Which of the lines in the records below hold the string "participants"? Copy every one of them.

═════ Data supplied ═════

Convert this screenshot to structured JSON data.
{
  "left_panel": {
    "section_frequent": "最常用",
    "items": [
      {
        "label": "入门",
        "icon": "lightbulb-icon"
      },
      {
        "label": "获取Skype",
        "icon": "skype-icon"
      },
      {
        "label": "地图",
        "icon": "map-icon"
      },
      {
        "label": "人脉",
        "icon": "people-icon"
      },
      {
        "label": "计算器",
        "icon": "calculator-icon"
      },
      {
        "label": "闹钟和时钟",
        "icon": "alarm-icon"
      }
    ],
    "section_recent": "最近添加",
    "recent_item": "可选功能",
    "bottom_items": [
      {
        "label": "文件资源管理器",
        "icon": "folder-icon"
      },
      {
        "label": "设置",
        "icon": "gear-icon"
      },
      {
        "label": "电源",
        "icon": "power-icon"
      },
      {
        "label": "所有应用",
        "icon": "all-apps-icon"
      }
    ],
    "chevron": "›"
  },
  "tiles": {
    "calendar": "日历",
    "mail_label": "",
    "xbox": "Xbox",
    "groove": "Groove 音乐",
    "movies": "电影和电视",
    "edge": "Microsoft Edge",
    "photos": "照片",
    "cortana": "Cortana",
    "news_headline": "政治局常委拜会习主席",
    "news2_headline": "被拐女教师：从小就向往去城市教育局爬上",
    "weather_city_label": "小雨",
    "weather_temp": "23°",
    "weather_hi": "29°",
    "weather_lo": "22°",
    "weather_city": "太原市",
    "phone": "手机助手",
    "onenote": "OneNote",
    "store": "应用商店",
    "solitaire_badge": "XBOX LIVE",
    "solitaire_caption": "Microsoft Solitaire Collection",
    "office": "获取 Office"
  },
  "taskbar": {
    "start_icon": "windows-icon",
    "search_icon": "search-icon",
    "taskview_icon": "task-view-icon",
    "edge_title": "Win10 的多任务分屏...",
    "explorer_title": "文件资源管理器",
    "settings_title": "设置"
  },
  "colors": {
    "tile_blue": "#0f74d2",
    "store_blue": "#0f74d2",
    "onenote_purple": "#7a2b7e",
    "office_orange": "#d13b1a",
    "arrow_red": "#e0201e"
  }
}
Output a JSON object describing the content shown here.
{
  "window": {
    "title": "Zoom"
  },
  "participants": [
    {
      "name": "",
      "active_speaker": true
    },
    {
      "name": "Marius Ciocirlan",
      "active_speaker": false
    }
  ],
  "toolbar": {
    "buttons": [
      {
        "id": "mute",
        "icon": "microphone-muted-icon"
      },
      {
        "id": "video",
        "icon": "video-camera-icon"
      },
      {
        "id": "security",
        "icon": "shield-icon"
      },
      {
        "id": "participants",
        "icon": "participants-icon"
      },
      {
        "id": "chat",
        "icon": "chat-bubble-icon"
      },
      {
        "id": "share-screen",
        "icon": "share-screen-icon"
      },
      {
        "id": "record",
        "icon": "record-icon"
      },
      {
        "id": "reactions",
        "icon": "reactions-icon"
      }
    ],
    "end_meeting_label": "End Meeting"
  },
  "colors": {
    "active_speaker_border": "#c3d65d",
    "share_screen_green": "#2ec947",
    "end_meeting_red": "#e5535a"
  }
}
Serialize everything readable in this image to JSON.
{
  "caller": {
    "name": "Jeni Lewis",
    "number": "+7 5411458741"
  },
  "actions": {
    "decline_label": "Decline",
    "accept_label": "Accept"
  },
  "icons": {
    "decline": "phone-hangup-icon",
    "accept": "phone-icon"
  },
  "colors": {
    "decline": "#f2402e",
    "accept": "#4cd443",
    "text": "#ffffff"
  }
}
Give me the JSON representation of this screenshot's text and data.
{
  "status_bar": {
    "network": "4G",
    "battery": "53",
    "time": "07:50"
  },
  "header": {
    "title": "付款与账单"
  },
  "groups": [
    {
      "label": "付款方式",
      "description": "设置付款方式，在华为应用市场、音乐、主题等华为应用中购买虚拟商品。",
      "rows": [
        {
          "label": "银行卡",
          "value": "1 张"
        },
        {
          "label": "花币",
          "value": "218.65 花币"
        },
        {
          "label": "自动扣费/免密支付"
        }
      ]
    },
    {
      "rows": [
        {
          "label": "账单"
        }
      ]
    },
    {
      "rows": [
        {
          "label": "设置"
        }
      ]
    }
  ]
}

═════

**Result of this task**
  "participants": [
        "id": "participants",
        "icon": "participants-icon"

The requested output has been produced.